-- Opening Marker --
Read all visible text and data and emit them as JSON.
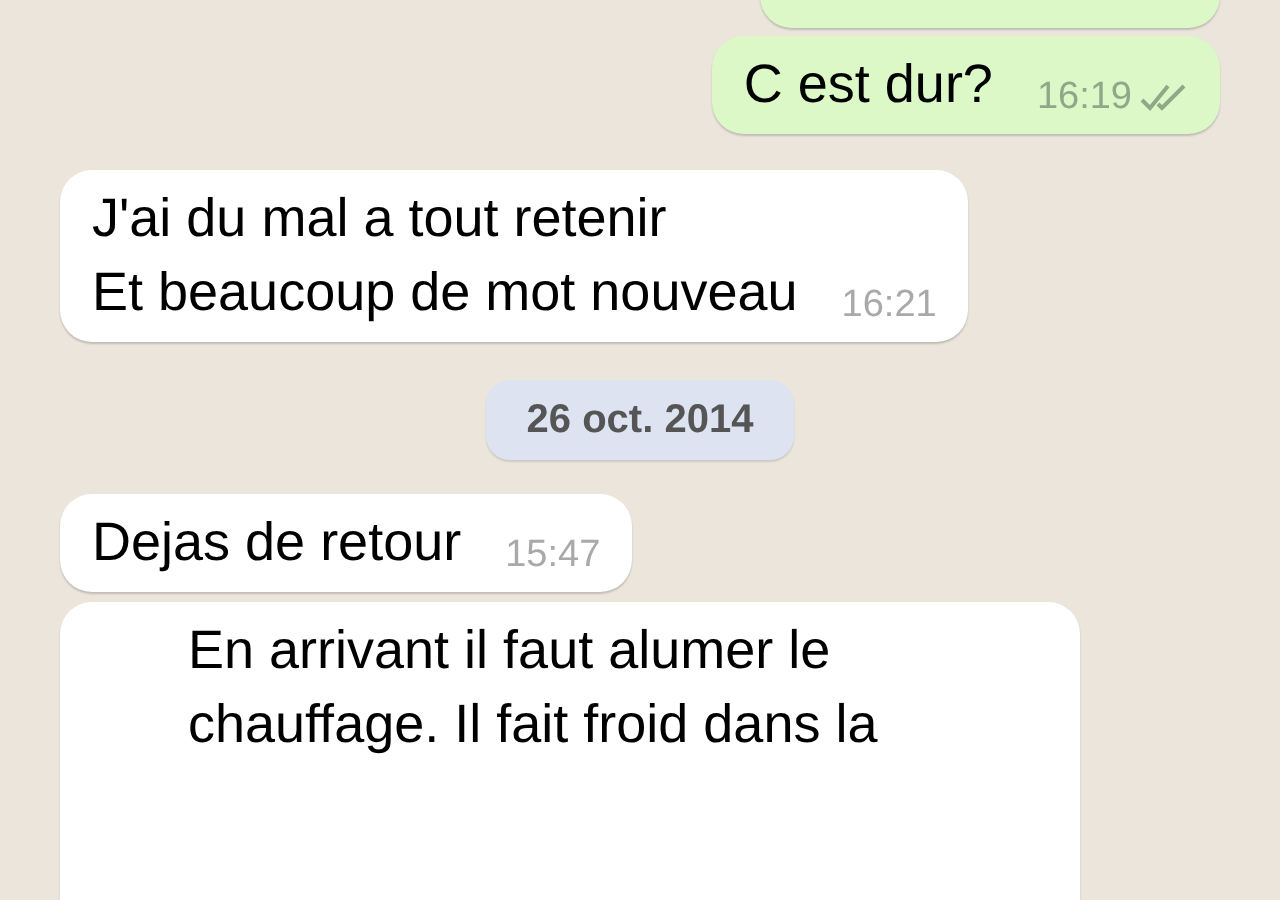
{
  "messages": [
    {
      "kind": "outgoing",
      "cut": true
    },
    {
      "kind": "outgoing",
      "text": "C est dur?",
      "time": "16:19",
      "delivered": true
    },
    {
      "kind": "incoming",
      "text": "J'ai du mal a tout retenir\nEt beaucoup de mot nouveau",
      "time": "16:21"
    },
    {
      "kind": "date",
      "text": "26 oct. 2014"
    },
    {
      "kind": "incoming",
      "text": "Dejas de retour",
      "time": "15:47"
    },
    {
      "kind": "incoming",
      "text": "En arrivant il faut alumer le chauffage. Il fait froid dans la",
      "cut": true
    }
  ]
}
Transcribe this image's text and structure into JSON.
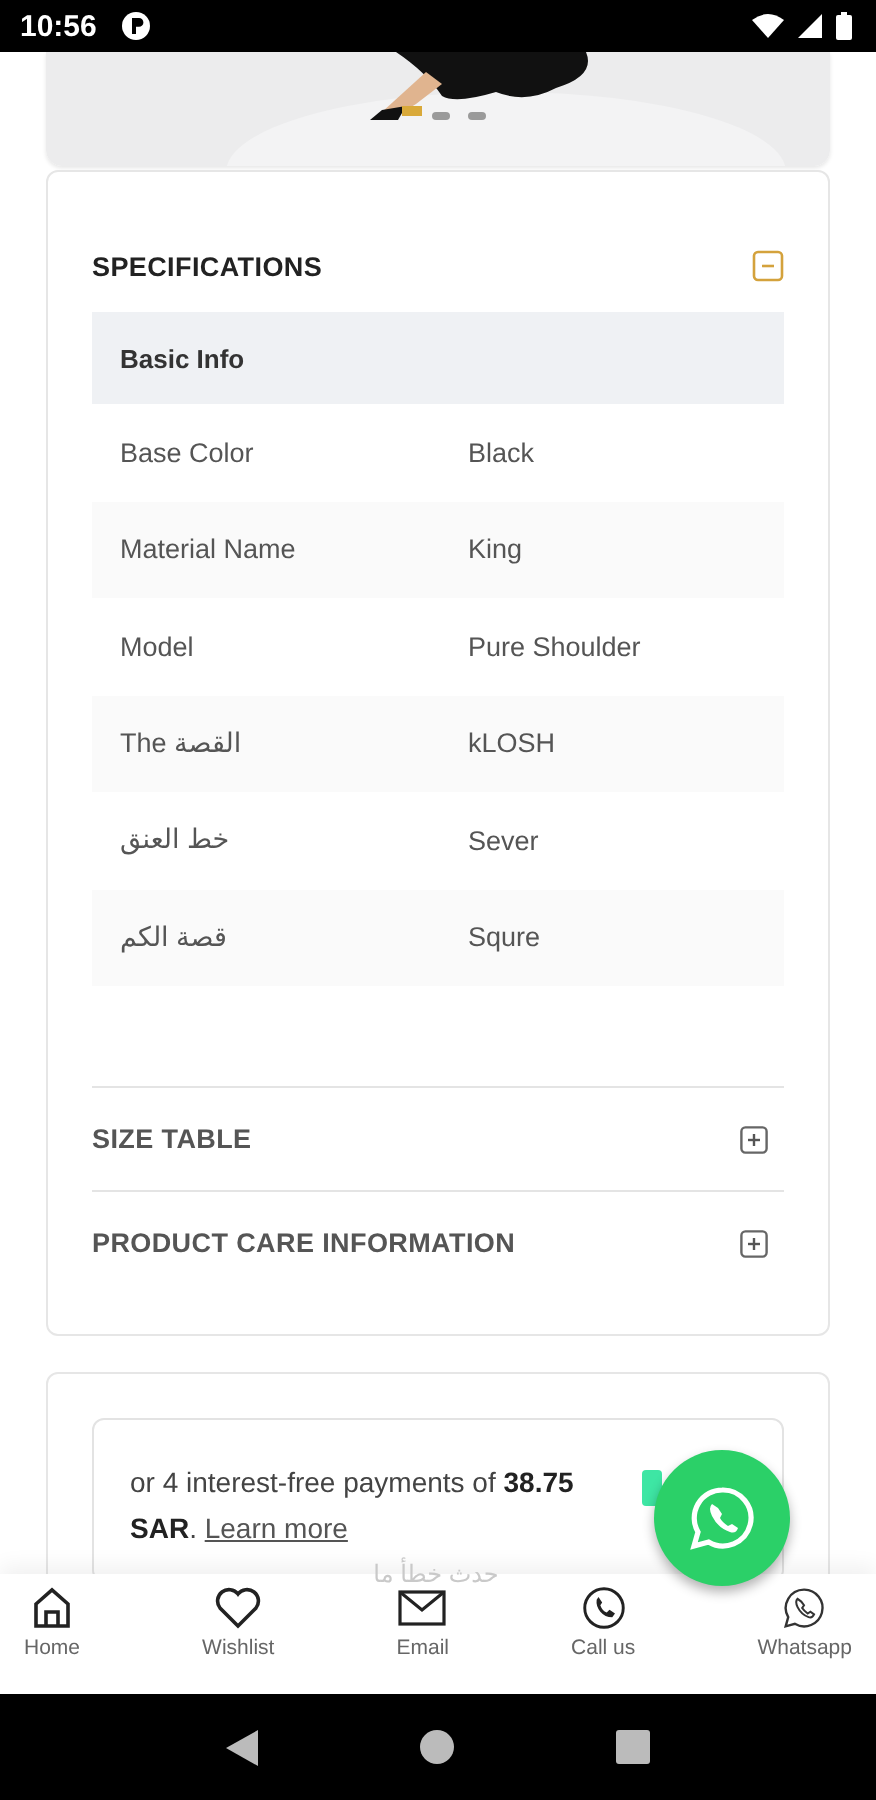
{
  "status_bar": {
    "time": "10:56"
  },
  "specifications": {
    "title": "SPECIFICATIONS",
    "expanded": true,
    "group": "Basic Info",
    "rows": [
      {
        "name": "Base Color",
        "value": "Black"
      },
      {
        "name": "Material Name",
        "value": "King"
      },
      {
        "name": "Model",
        "value": "Pure Shoulder"
      },
      {
        "name": "The القصة",
        "value": "kLOSH"
      },
      {
        "name": "خط العنق",
        "value": "Sever"
      },
      {
        "name": "قصة الكم",
        "value": "Squre"
      }
    ]
  },
  "sections": [
    {
      "title": "SIZE TABLE",
      "expanded": false
    },
    {
      "title": "PRODUCT CARE INFORMATION",
      "expanded": false
    }
  ],
  "installments": {
    "text": "or 4 interest-free payments of **38.75 SAR**.",
    "link": "Learn more"
  },
  "toast": "حدث خطأ ما",
  "nav": [
    {
      "label": "Home"
    },
    {
      "label": "Wishlist"
    },
    {
      "label": "Email"
    },
    {
      "label": "Call us"
    },
    {
      "label": "Whatsapp"
    }
  ]
}
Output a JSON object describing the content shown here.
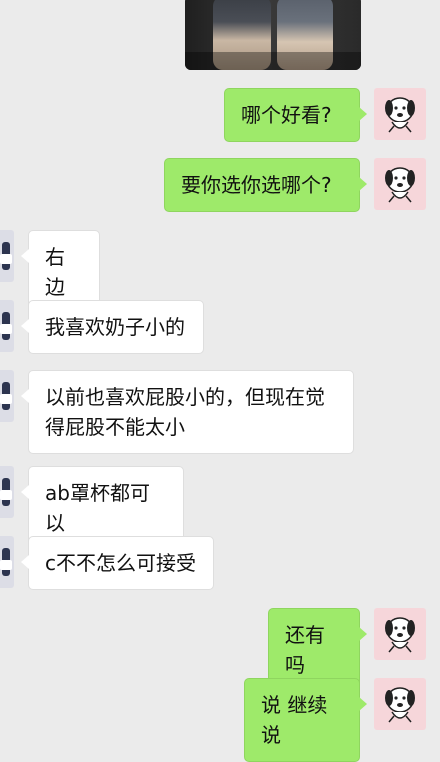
{
  "chat": {
    "messages": [
      {
        "side": "out",
        "text": "哪个好看?"
      },
      {
        "side": "out",
        "text": "要你选你选哪个?"
      },
      {
        "side": "in",
        "text": "右边"
      },
      {
        "side": "in",
        "text": "我喜欢奶子小的"
      },
      {
        "side": "in",
        "text": "以前也喜欢屁股小的，但现在觉得屁股不能太小"
      },
      {
        "side": "in",
        "text": "ab罩杯都可以"
      },
      {
        "side": "in",
        "text": "c不不怎么可接受"
      },
      {
        "side": "out",
        "text": "还有吗"
      },
      {
        "side": "out",
        "text": "说 继续说"
      }
    ]
  },
  "colors": {
    "background": "#ebebeb",
    "outgoing_bubble": "#9eea6a",
    "incoming_bubble": "#ffffff",
    "self_avatar_bg": "#f6d6da"
  },
  "icons": {
    "self_avatar": "cartoon-dog-avatar",
    "contact_avatar": "contact-photo-avatar"
  }
}
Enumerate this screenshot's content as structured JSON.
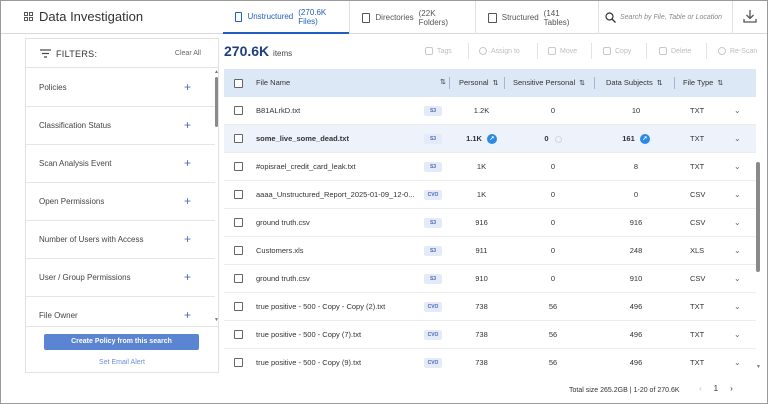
{
  "app": {
    "title": "Data Investigation"
  },
  "tabs": [
    {
      "label": "Unstructured",
      "count": "(270.6K Files)"
    },
    {
      "label": "Directories",
      "count": "(22K Folders)"
    },
    {
      "label": "Structured",
      "count": "(141 Tables)"
    }
  ],
  "search": {
    "placeholder": "Search by File, Table or Location"
  },
  "filters": {
    "title": "FILTERS:",
    "clear_label": "Clear All",
    "items": [
      "Policies",
      "Classification Status",
      "Scan Analysis Event",
      "Open Permissions",
      "Number of Users with Access",
      "User / Group Permissions",
      "File Owner"
    ],
    "create_policy_label": "Create Policy from this search",
    "email_alert_label": "Set Email Alert"
  },
  "results": {
    "count": "270.6K",
    "unit": "items"
  },
  "actions": [
    "Tags",
    "Assign to",
    "Move",
    "Copy",
    "Delete",
    "Re-Scan"
  ],
  "table": {
    "columns": [
      "File Name",
      "Personal",
      "Sensitive Personal",
      "Data Subjects",
      "File Type"
    ],
    "rows": [
      {
        "name": "B81ALrkD.txt",
        "source": "S3",
        "personal": "1.2K",
        "sensitive": "0",
        "subjects": "10",
        "type": "TXT"
      },
      {
        "name": "some_live_some_dead.txt",
        "source": "S3",
        "personal": "1.1K",
        "sensitive": "0",
        "subjects": "161",
        "type": "TXT"
      },
      {
        "name": "#opisrael_credit_card_leak.txt",
        "source": "S3",
        "personal": "1K",
        "sensitive": "0",
        "subjects": "8",
        "type": "TXT"
      },
      {
        "name": "aaaa_Unstructured_Report_2025-01-09_12-0...",
        "source": "CVO",
        "personal": "1K",
        "sensitive": "0",
        "subjects": "0",
        "type": "CSV"
      },
      {
        "name": "ground truth.csv",
        "source": "S3",
        "personal": "916",
        "sensitive": "0",
        "subjects": "916",
        "type": "CSV"
      },
      {
        "name": "Customers.xls",
        "source": "S3",
        "personal": "911",
        "sensitive": "0",
        "subjects": "248",
        "type": "XLS"
      },
      {
        "name": "ground truth.csv",
        "source": "S3",
        "personal": "910",
        "sensitive": "0",
        "subjects": "910",
        "type": "CSV"
      },
      {
        "name": "true positive - 500 - Copy - Copy (2).txt",
        "source": "CVO",
        "personal": "738",
        "sensitive": "56",
        "subjects": "496",
        "type": "TXT"
      },
      {
        "name": "true positive - 500 - Copy (7).txt",
        "source": "CVO",
        "personal": "738",
        "sensitive": "56",
        "subjects": "496",
        "type": "TXT"
      },
      {
        "name": "true positive - 500 - Copy (9).txt",
        "source": "CVO",
        "personal": "738",
        "sensitive": "56",
        "subjects": "496",
        "type": "TXT"
      }
    ]
  },
  "footer": {
    "total_size": "Total size 265.2GB",
    "range": "1-20 of 270.6K",
    "page": "1"
  },
  "colors": {
    "accent": "#1f5fbf",
    "header_bg": "#dde8f7",
    "button": "#5b84d3"
  }
}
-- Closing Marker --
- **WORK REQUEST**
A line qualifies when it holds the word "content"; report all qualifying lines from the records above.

- **WRITTEN SOLUTION**
Output a JSON object describing the content shown here.
Enumerate this screenshot's content as structured JSON.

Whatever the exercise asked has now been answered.